● RECORDS TO USE:
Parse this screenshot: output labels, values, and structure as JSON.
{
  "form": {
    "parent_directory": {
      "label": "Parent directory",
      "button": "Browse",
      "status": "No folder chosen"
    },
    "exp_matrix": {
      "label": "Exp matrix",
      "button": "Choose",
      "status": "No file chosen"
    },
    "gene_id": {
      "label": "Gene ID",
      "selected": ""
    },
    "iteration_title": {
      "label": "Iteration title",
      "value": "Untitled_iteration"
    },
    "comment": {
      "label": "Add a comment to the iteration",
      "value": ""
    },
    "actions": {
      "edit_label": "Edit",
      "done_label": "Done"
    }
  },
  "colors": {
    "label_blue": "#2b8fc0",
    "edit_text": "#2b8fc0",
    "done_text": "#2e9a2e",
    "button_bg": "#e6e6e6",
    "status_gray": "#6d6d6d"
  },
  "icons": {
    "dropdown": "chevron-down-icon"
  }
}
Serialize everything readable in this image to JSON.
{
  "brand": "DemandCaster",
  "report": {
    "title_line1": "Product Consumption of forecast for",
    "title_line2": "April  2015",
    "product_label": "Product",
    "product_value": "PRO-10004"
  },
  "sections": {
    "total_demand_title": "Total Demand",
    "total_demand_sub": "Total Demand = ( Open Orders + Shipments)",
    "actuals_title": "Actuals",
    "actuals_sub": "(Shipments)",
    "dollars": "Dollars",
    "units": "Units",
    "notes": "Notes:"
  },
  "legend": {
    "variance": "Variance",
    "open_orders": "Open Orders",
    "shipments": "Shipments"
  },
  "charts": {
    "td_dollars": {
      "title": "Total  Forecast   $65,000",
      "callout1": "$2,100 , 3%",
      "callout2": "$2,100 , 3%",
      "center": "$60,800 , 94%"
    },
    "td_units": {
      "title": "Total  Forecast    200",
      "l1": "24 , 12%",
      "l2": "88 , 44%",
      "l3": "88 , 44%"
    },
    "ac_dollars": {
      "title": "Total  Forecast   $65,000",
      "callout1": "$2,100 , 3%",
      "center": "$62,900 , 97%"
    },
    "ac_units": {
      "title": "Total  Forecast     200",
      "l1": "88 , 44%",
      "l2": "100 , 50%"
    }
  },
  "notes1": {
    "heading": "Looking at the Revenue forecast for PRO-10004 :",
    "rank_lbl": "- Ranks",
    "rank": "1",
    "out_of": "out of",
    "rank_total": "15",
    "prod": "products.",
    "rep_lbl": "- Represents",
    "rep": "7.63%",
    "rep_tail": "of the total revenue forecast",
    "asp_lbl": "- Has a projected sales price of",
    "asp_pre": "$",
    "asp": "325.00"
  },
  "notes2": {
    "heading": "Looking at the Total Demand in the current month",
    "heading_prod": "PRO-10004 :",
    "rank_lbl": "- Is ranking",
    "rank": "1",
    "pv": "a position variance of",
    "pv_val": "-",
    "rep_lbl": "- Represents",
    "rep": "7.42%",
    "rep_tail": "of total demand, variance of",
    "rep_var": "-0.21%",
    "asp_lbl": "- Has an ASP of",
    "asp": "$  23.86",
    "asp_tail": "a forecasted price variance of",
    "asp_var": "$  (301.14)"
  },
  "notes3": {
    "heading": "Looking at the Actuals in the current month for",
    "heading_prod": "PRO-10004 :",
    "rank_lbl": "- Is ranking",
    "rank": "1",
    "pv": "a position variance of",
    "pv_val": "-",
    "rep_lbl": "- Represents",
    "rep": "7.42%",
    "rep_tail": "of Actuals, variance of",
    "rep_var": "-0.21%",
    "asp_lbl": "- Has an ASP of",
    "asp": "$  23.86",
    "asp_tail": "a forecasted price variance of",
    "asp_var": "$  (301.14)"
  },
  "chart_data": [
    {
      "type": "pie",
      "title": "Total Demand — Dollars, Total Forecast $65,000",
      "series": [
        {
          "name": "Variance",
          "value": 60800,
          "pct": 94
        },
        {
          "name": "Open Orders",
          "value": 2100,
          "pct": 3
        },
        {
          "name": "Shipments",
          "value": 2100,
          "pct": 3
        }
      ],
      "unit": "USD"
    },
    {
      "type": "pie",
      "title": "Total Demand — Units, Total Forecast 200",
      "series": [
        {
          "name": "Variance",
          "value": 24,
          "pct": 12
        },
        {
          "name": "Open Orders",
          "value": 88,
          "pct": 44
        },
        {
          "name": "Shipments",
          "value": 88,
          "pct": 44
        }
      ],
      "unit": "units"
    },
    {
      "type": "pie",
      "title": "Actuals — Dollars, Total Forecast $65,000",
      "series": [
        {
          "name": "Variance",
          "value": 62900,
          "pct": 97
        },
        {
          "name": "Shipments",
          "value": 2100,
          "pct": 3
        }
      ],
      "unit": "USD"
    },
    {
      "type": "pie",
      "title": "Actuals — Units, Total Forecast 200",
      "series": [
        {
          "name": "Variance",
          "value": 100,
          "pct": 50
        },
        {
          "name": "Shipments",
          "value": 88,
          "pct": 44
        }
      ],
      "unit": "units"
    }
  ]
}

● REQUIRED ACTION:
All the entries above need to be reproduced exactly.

● OUTPUT:
Parse this screenshot: output labels, values, and structure as JSON.
{
  "form": {
    "parent_directory": {
      "label": "Parent directory",
      "button": "Browse",
      "status": "No folder chosen"
    },
    "exp_matrix": {
      "label": "Exp matrix",
      "button": "Choose",
      "status": "No file chosen"
    },
    "gene_id": {
      "label": "Gene ID",
      "selected": ""
    },
    "iteration_title": {
      "label": "Iteration title",
      "value": "Untitled_iteration"
    },
    "comment": {
      "label": "Add a comment to the iteration",
      "value": ""
    },
    "actions": {
      "edit_label": "Edit",
      "done_label": "Done"
    }
  },
  "colors": {
    "label_blue": "#2b8fc0",
    "edit_text": "#2b8fc0",
    "done_text": "#2e9a2e",
    "button_bg": "#e6e6e6",
    "status_gray": "#6d6d6d"
  },
  "icons": {
    "dropdown": "chevron-down-icon"
  }
}
Serialize everything readable in this image to JSON.
{
  "brand": "DemandCaster",
  "report": {
    "title_line1": "Product Consumption of forecast for",
    "title_line2": "April  2015",
    "product_label": "Product",
    "product_value": "PRO-10004"
  },
  "sections": {
    "total_demand_title": "Total Demand",
    "total_demand_sub": "Total Demand = ( Open Orders + Shipments)",
    "actuals_title": "Actuals",
    "actuals_sub": "(Shipments)",
    "dollars": "Dollars",
    "units": "Units",
    "notes": "Notes:"
  },
  "legend": {
    "variance": "Variance",
    "open_orders": "Open Orders",
    "shipments": "Shipments"
  },
  "charts": {
    "td_dollars": {
      "title": "Total  Forecast   $65,000",
      "callout1": "$2,100 , 3%",
      "callout2": "$2,100 , 3%",
      "center": "$60,800 , 94%"
    },
    "td_units": {
      "title": "Total  Forecast    200",
      "l1": "24 , 12%",
      "l2": "88 , 44%",
      "l3": "88 , 44%"
    },
    "ac_dollars": {
      "title": "Total  Forecast   $65,000",
      "callout1": "$2,100 , 3%",
      "center": "$62,900 , 97%"
    },
    "ac_units": {
      "title": "Total  Forecast     200",
      "l1": "88 , 44%",
      "l2": "100 , 50%"
    }
  },
  "notes1": {
    "heading": "Looking at the Revenue forecast for PRO-10004 :",
    "rank_lbl": "- Ranks",
    "rank": "1",
    "out_of": "out of",
    "rank_total": "15",
    "prod": "products.",
    "rep_lbl": "- Represents",
    "rep": "7.63%",
    "rep_tail": "of the total revenue forecast",
    "asp_lbl": "- Has a projected sales price of",
    "asp_pre": "$",
    "asp": "325.00"
  },
  "notes2": {
    "heading": "Looking at the Total Demand in the current month",
    "heading_prod": "PRO-10004 :",
    "rank_lbl": "- Is ranking",
    "rank": "1",
    "pv": "a position variance of",
    "pv_val": "-",
    "rep_lbl": "- Represents",
    "rep": "7.42%",
    "rep_tail": "of total demand, variance of",
    "rep_var": "-0.21%",
    "asp_lbl": "- Has an ASP of",
    "asp": "$  23.86",
    "asp_tail": "a forecasted price variance of",
    "asp_var": "$  (301.14)"
  },
  "notes3": {
    "heading": "Looking at the Actuals in the current month for",
    "heading_prod": "PRO-10004 :",
    "rank_lbl": "- Is ranking",
    "rank": "1",
    "pv": "a position variance of",
    "pv_val": "-",
    "rep_lbl": "- Represents",
    "rep": "7.42%",
    "rep_tail": "of Actuals, variance of",
    "rep_var": "-0.21%",
    "asp_lbl": "- Has an ASP of",
    "asp": "$  23.86",
    "asp_tail": "a forecasted price variance of",
    "asp_var": "$  (301.14)"
  },
  "chart_data": [
    {
      "type": "pie",
      "title": "Total Demand — Dollars, Total Forecast $65,000",
      "series": [
        {
          "name": "Variance",
          "value": 60800,
          "pct": 94
        },
        {
          "name": "Open Orders",
          "value": 2100,
          "pct": 3
        },
        {
          "name": "Shipments",
          "value": 2100,
          "pct": 3
        }
      ],
      "unit": "USD"
    },
    {
      "type": "pie",
      "title": "Total Demand — Units, Total Forecast 200",
      "series": [
        {
          "name": "Variance",
          "value": 24,
          "pct": 12
        },
        {
          "name": "Open Orders",
          "value": 88,
          "pct": 44
        },
        {
          "name": "Shipments",
          "value": 88,
          "pct": 44
        }
      ],
      "unit": "units"
    },
    {
      "type": "pie",
      "title": "Actuals — Dollars, Total Forecast $65,000",
      "series": [
        {
          "name": "Variance",
          "value": 62900,
          "pct": 97
        },
        {
          "name": "Shipments",
          "value": 2100,
          "pct": 3
        }
      ],
      "unit": "USD"
    },
    {
      "type": "pie",
      "title": "Actuals — Units, Total Forecast 200",
      "series": [
        {
          "name": "Variance",
          "value": 100,
          "pct": 50
        },
        {
          "name": "Shipments",
          "value": 88,
          "pct": 44
        }
      ],
      "unit": "units"
    }
  ]
}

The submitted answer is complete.